BY RISHA INAGANTI
BY TABITHA REEVES
Delaware’s Firefly Music Festival, held this past weekend, is a straight 50-minute drive from the university, making it the ideal event for students who are looking to escape campus for a few days. Blue Hens flocked down to Dover to experience four days of live music, fun activities and a break from the stress of school.
Olivia Rayfield, an elementary education major and junior at the university, camped out at the Firefly North Camping surrounded by other university students.
“It’s so cool that there are so many of us this year,” Rayfield said. “There are seven campsites here in a line that are all UD students.”

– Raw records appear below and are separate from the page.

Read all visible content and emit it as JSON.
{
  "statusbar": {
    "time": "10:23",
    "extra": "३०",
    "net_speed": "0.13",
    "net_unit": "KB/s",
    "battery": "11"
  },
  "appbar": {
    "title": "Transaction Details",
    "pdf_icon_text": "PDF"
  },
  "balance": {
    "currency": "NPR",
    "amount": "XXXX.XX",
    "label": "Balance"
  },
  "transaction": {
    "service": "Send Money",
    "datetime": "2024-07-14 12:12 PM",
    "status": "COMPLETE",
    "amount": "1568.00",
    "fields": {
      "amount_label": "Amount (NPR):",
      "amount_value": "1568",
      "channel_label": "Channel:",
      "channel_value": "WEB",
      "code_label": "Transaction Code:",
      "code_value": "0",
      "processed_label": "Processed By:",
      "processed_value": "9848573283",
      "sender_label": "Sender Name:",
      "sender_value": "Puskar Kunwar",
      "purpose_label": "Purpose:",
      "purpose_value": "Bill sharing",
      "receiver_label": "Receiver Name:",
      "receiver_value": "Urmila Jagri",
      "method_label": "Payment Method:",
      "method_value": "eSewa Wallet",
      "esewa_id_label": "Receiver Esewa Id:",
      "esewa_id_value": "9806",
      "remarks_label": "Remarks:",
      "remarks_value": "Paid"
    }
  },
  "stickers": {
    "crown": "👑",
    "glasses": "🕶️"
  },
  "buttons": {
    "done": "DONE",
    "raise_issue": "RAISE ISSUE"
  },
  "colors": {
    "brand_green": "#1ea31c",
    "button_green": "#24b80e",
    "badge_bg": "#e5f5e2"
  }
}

The campgrounds were located on a large field near the North entrance of Firefly. Campers set up tents with surrounding chairs and coolers, and parked their cars at their designated sites. Windows of cars were temporarily painted with various Firefly-esque sayings or names of artists that fans were most excited to listen to. The car at Rayfield’s campsite, along with many others, sported a Blue Hen sticker, showcasing their university pride.
Given that this was Rayfield’s third year at Firefly, she was able to compare this experience to her previous ones.
“I feel like the lineups were better in the past, but as long as you’re with people you like it’s fine,” Rayfield said.
This year’s lineup featured Halsey, My Chemical Romance, Green Day and Avril Lavigne, just to name a few.
Sidney vanNeerden, fourth-year Firefly attendee and art major at the university, was sharing a campsite with Rayfield. She thought the lineup this year was great, given that she was more of a fan of musicians such as Bleachers and Jordana, who came to Firefly to perform their alternative pop and indie rock jams.
“I saw Jordana just now and I cried,” vanNeerden said. “I’m into the artists that are here. I don’t like rap music as much, so it’s fun to see everybody who’s more indie.”
What Rayfield and vanNeerden did agree upon, however, was that they wished the weather had been better this year. Campers started off on a rough foot at Firefly with pouring rain on Thursday afternoon, but Rayfield and Vanneerden came ready with many tarps and tents. Their preparations became even more useful when Firefly was evacuated due to inclement weather on Sunday evening.
“Last year our tent flooded and everything got wet, so we were prepared for the rain this year,” vanNeerden said.
Even after the rain settled down, the chilly night temperatures made it difficult for people to enjoy themselves in typical festival outfits. Rayfield reminisced on years when Firefly had been held in the summer months, expressing that she found sunny days to be more pleasant for concerts.
Although the festival’s decision to switch their month from June to September sacrifices summer weather, it does allow university students a break from their first month of the semester.
“I tried to submit everything beforehand, so I don’t have a single thing due,” Rachel Howell, a junior finance and accounting major, said.
Many students found themselves in the same boat as Howell this weekend, which allowed them to let their hair down and kick their feet up. Without the stress, these students were able to fully take in the things that make Firefly unique.
Festival grounds were covered in various sculptures and art pieces, which added to the musical experience by making it an entertaining and aesthetic place to walk around.
“The festival is really pretty this year,” VanNeerden said, referencing the stained-glass house by the Treehouse stage. “They have so much art this year.”
Aside from the beautiful grounds of Firefly, Jessica Maury, a sophomore exercise science major, reflected on the new friends that she met while at Firefly. She explained that the festival seemed to inspire kindness. This was her first year attending Firefly, but when comparing it to her trip to the Governor’s Ball Music Festival in New York City, she found herself enjoying this weekend more.
“All the people around us were really nice and chill,” Maury said. “We could talk to them between sets, which made it a really fun experience. If you needed something, they were passing out water bottles. People would just hand things to you instead of hogging it.”
Bailey Polecaro, a junior exercise science major at the university, was in agreement with Maury. Polecaro said that the festival has been a great experience all around, especially since he is a bassist in his own band and frequently finds his songwriting inspired by Green Day, the Saturday night headliner.
“Our band started up in Newark, around UD and it’s called Vanylla Godzylla,” Polecaro said. “I love Green Day and the way that they play has inspired a lot of my music.”
Despite conflicting perspectives on this year’s lineup, many university students shared Polecaro’s excitement to see Green Day as well. Unlike most concerts, festivals like Firefly are unique in that fans are able to see many of their favorite artists over the span of just a few days.
“We’re here at Firefly, there’s a lot of good music here, so yeah, it’s a great time,” Polecaro said, summing up the weekend.